When I was the editor of Overland Journal, I often needed high-quality images to illustrate articles, but I did not have a large budget for reproductions and use fees, which can add up quickly. Enter the Library of Congress Prints and Photographs Online Collection: an incredible catalogue of digitized images, many of them at a high (printable) resolution that often have no restrictions on use. I’ve spent more hours than I should admit clicking through grids of photos, looking for just the right one to accompany an article or capture the essence of a book. Just today, looking for some inspiration, I happened across this image of a man floating in the Dead Sea. I love the color of the water; it’s very close to the dark aqua-peacock that I used on my new letterhead and business cards (to be delivered Friday!).
This image is available as two small .jpgs or as a 50.9MB (!) .tif. My friends, that size of image is a dream for designing a dust jacket or book cover: it can be run at over 17 by 12 inches, which gives a designer so much flexibility in a layout. Rather than just having it in a square on the bottom half of the cover under the title, the image can bleed off both edges of the cover, onto the front flap and over the spine and onto the back cover. The resolution and size are big enough that you can zoom in on the kooky man with the umbrella, or you can leave it as is with the mountains in the background (though I’d straighten out the line where the lake meets the mountains. Bob Clark has made me keen to notice those slanting horizons.).
In a later post, I’ll show a dust jacket from a couple of years ago that uses an image from the LOC’s photo collection.
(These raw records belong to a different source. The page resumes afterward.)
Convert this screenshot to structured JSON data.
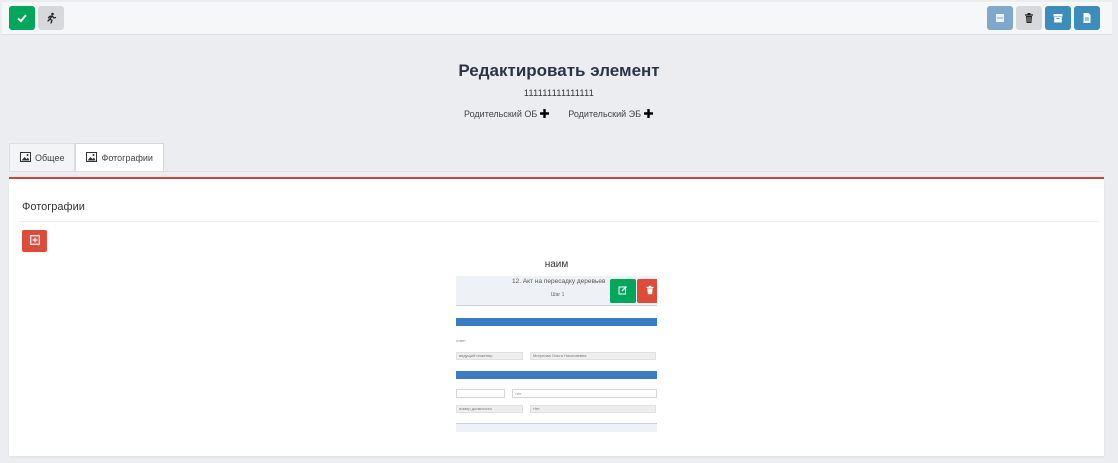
{
  "colors": {
    "success": "#00a65a",
    "danger": "#dd4b39",
    "primary": "#3c8dbc",
    "primary_light": "#7ea9cc",
    "panel_accent": "#c9443b"
  },
  "toolbar": {
    "left_buttons": [
      {
        "name": "save-button",
        "icon": "check-icon"
      },
      {
        "name": "exit-button",
        "icon": "running-man-icon"
      }
    ],
    "right_buttons": [
      {
        "name": "list-button",
        "icon": "list-icon"
      },
      {
        "name": "delete-button",
        "icon": "trash-icon"
      },
      {
        "name": "archive-button",
        "icon": "archive-icon"
      },
      {
        "name": "document-button",
        "icon": "file-icon"
      }
    ]
  },
  "header": {
    "title": "Редактировать элемент",
    "code": "111111111111111",
    "parents": [
      {
        "label": "Родительский ОБ",
        "icon": "plus-icon"
      },
      {
        "label": "Родительский ЭБ",
        "icon": "plus-icon"
      }
    ]
  },
  "tabs": [
    {
      "label": "Общее",
      "icon": "image-icon",
      "active": false
    },
    {
      "label": "Фотографии",
      "icon": "image-icon",
      "active": true
    }
  ],
  "panel": {
    "title": "Фотографии",
    "add_icon": "plus-square-icon"
  },
  "photo": {
    "caption": "наим",
    "document": {
      "title": "12. Акт на пересадку деревьев",
      "subtitle": "Шаг 1",
      "field_1": "Мигунова Ольга Николаевна",
      "label_1": "ответ",
      "label_2": "ведущий инженер",
      "label_3": "тип",
      "label_4": "номер должности",
      "field_2": "Нет"
    },
    "edit_icon": "edit-icon",
    "delete_icon": "trash-icon"
  }
}
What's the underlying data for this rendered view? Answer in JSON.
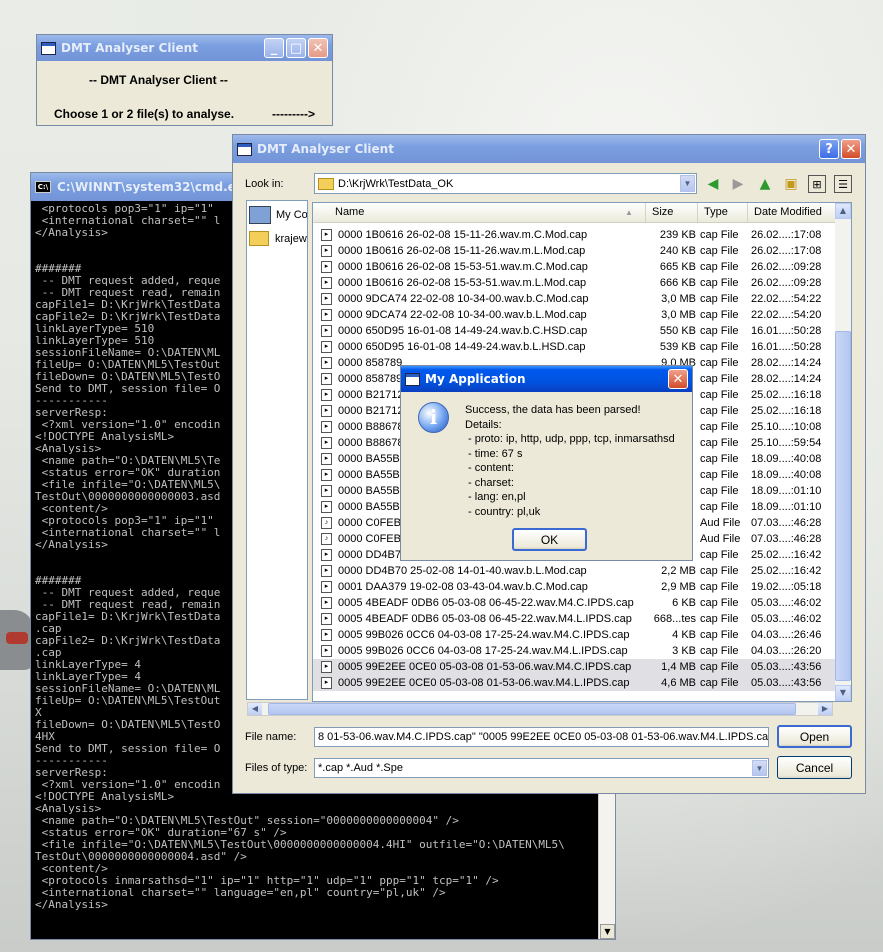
{
  "small_window": {
    "title": "DMT Analyser Client",
    "heading": "-- DMT Analyser Client --",
    "prompt": "Choose 1 or 2 file(s) to analyse.",
    "arrow": "--------->"
  },
  "cmd": {
    "title": "C:\\WINNT\\system32\\cmd.ex",
    "lines": [
      " <protocols pop3=\"1\" ip=\"1\"",
      " <international charset=\"\" l",
      "</Analysis>",
      "",
      "",
      "#######",
      " -- DMT request added, reque",
      " -- DMT request read, remain",
      "capFile1= D:\\KrjWrk\\TestData",
      "capFile2= D:\\KrjWrk\\TestData",
      "linkLayerType= 510",
      "linkLayerType= 510",
      "sessionFileName= O:\\DATEN\\ML",
      "fileUp= O:\\DATEN\\ML5\\TestOut",
      "fileDown= O:\\DATEN\\ML5\\TestO",
      "Send to DMT, session file= O",
      "-----------",
      "serverResp:",
      " <?xml version=\"1.0\" encodin",
      "<!DOCTYPE AnalysisML>",
      "<Analysis>",
      " <name path=\"O:\\DATEN\\ML5\\Te",
      " <status error=\"OK\" duration",
      " <file infile=\"O:\\DATEN\\ML5\\",
      "TestOut\\0000000000000003.asd",
      " <content/>",
      " <protocols pop3=\"1\" ip=\"1\"",
      " <international charset=\"\" l",
      "</Analysis>",
      "",
      "",
      "#######",
      " -- DMT request added, reque",
      " -- DMT request read, remain",
      "capFile1= D:\\KrjWrk\\TestData",
      ".cap",
      "capFile2= D:\\KrjWrk\\TestData",
      ".cap",
      "linkLayerType= 4",
      "linkLayerType= 4",
      "sessionFileName= O:\\DATEN\\ML",
      "fileUp= O:\\DATEN\\ML5\\TestOut",
      "X",
      "fileDown= O:\\DATEN\\ML5\\TestO",
      "4HX",
      "Send to DMT, session file= O",
      "-----------",
      "serverResp:",
      " <?xml version=\"1.0\" encodin",
      "<!DOCTYPE AnalysisML>",
      "<Analysis>",
      " <name path=\"O:\\DATEN\\ML5\\TestOut\" session=\"0000000000000004\" />",
      " <status error=\"OK\" duration=\"67 s\" />",
      " <file infile=\"O:\\DATEN\\ML5\\TestOut\\0000000000000004.4HI\" outfile=\"O:\\DATEN\\ML5\\",
      "TestOut\\0000000000000004.asd\" />",
      " <content/>",
      " <protocols inmarsathsd=\"1\" ip=\"1\" http=\"1\" udp=\"1\" ppp=\"1\" tcp=\"1\" />",
      " <international charset=\"\" language=\"en,pl\" country=\"pl,uk\" />",
      "</Analysis>"
    ]
  },
  "dialog": {
    "title": "DMT Analyser Client",
    "help_label": "?",
    "close_label": "✕",
    "look_in_label": "Look in:",
    "look_in_value": "D:\\KrjWrk\\TestData_OK",
    "places": [
      "My Co",
      "krajew"
    ],
    "columns": {
      "name": "Name",
      "size": "Size",
      "type": "Type",
      "modified": "Date Modified"
    },
    "files": [
      {
        "name": "0000 1B0616 26-02-08 15-11-26.wav.m.C.Mod.cap",
        "size": "239 KB",
        "type": "cap File",
        "date": "26.02....:17:08"
      },
      {
        "name": "0000 1B0616 26-02-08 15-11-26.wav.m.L.Mod.cap",
        "size": "240 KB",
        "type": "cap File",
        "date": "26.02....:17:08"
      },
      {
        "name": "0000 1B0616 26-02-08 15-53-51.wav.m.C.Mod.cap",
        "size": "665 KB",
        "type": "cap File",
        "date": "26.02....:09:28"
      },
      {
        "name": "0000 1B0616 26-02-08 15-53-51.wav.m.L.Mod.cap",
        "size": "666 KB",
        "type": "cap File",
        "date": "26.02....:09:28"
      },
      {
        "name": "0000 9DCA74 22-02-08 10-34-00.wav.b.C.Mod.cap",
        "size": "3,0 MB",
        "type": "cap File",
        "date": "22.02....:54:22"
      },
      {
        "name": "0000 9DCA74 22-02-08 10-34-00.wav.b.L.Mod.cap",
        "size": "3,0 MB",
        "type": "cap File",
        "date": "22.02....:54:20"
      },
      {
        "name": "0000 650D95 16-01-08 14-49-24.wav.b.C.HSD.cap",
        "size": "550 KB",
        "type": "cap File",
        "date": "16.01....:50:28"
      },
      {
        "name": "0000 650D95 16-01-08 14-49-24.wav.b.L.HSD.cap",
        "size": "539 KB",
        "type": "cap File",
        "date": "16.01....:50:28"
      },
      {
        "name": "0000 858789",
        "size": "9,0 MB",
        "type": "cap File",
        "date": "28.02....:14:24"
      },
      {
        "name": "0000 858789",
        "size": "",
        "type": "cap File",
        "date": "28.02....:14:24"
      },
      {
        "name": "0000 B21712",
        "size": "",
        "type": "cap File",
        "date": "25.02....:16:18"
      },
      {
        "name": "0000 B21712",
        "size": "",
        "type": "cap File",
        "date": "25.02....:16:18"
      },
      {
        "name": "0000 B88678",
        "size": "",
        "type": "cap File",
        "date": "25.10....:10:08"
      },
      {
        "name": "0000 B88678",
        "size": "",
        "type": "cap File",
        "date": "25.10....:59:54"
      },
      {
        "name": "0000 BA55B3",
        "size": "",
        "type": "cap File",
        "date": "18.09....:40:08"
      },
      {
        "name": "0000 BA55B3",
        "size": "",
        "type": "cap File",
        "date": "18.09....:40:08"
      },
      {
        "name": "0000 BA55B3",
        "size": "",
        "type": "cap File",
        "date": "18.09....:01:10"
      },
      {
        "name": "0000 BA55B3",
        "size": "",
        "type": "cap File",
        "date": "18.09....:01:10"
      },
      {
        "name": "0000 C0FEB6",
        "size": "",
        "type": "Aud File",
        "date": "07.03....:46:28"
      },
      {
        "name": "0000 C0FEB6",
        "size": "",
        "type": "Aud File",
        "date": "07.03....:46:28"
      },
      {
        "name": "0000 DD4B70",
        "size": "",
        "type": "cap File",
        "date": "25.02....:16:42"
      },
      {
        "name": "0000 DD4B70 25-02-08 14-01-40.wav.b.L.Mod.cap",
        "size": "2,2 MB",
        "type": "cap File",
        "date": "25.02....:16:42"
      },
      {
        "name": "0001 DAA379 19-02-08 03-43-04.wav.b.C.Mod.cap",
        "size": "2,9 MB",
        "type": "cap File",
        "date": "19.02....:05:18"
      },
      {
        "name": "0005 4BEADF 0DB6 05-03-08 06-45-22.wav.M4.C.IPDS.cap",
        "size": "6 KB",
        "type": "cap File",
        "date": "05.03....:46:02"
      },
      {
        "name": "0005 4BEADF 0DB6 05-03-08 06-45-22.wav.M4.L.IPDS.cap",
        "size": "668...tes",
        "type": "cap File",
        "date": "05.03....:46:02"
      },
      {
        "name": "0005 99B026 0CC6 04-03-08 17-25-24.wav.M4.C.IPDS.cap",
        "size": "4 KB",
        "type": "cap File",
        "date": "04.03....:26:46"
      },
      {
        "name": "0005 99B026 0CC6 04-03-08 17-25-24.wav.M4.L.IPDS.cap",
        "size": "3 KB",
        "type": "cap File",
        "date": "04.03....:26:20"
      },
      {
        "name": "0005 99E2EE 0CE0 05-03-08 01-53-06.wav.M4.C.IPDS.cap",
        "size": "1,4 MB",
        "type": "cap File",
        "date": "05.03....:43:56"
      },
      {
        "name": "0005 99E2EE 0CE0 05-03-08 01-53-06.wav.M4.L.IPDS.cap",
        "size": "4,6 MB",
        "type": "cap File",
        "date": "05.03....:43:56"
      }
    ],
    "file_name_label": "File name:",
    "file_name_value": "8 01-53-06.wav.M4.C.IPDS.cap\" \"0005 99E2EE 0CE0 05-03-08 01-53-06.wav.M4.L.IPDS.cap\"",
    "files_of_type_label": "Files of type:",
    "files_of_type_value": "*.cap *.Aud *.Spe",
    "open_label": "Open",
    "cancel_label": "Cancel"
  },
  "message_box": {
    "title": "My Application",
    "line1": "Success, the data has been parsed!",
    "line2": "Details:",
    "details": [
      " - proto: ip, http, udp, ppp, tcp, inmarsathsd",
      " - time: 67 s",
      " - content:",
      " - charset:",
      " - lang: en,pl",
      " - country: pl,uk"
    ],
    "ok_label": "OK"
  },
  "colors": {
    "titlebar": "#0058ee",
    "cmd_text": "#c0c0c0",
    "selection": "#e0dfe3"
  }
}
In the meantime, here’s a link to some photos of the glorious American West from the late nineteenth century: Framing the West.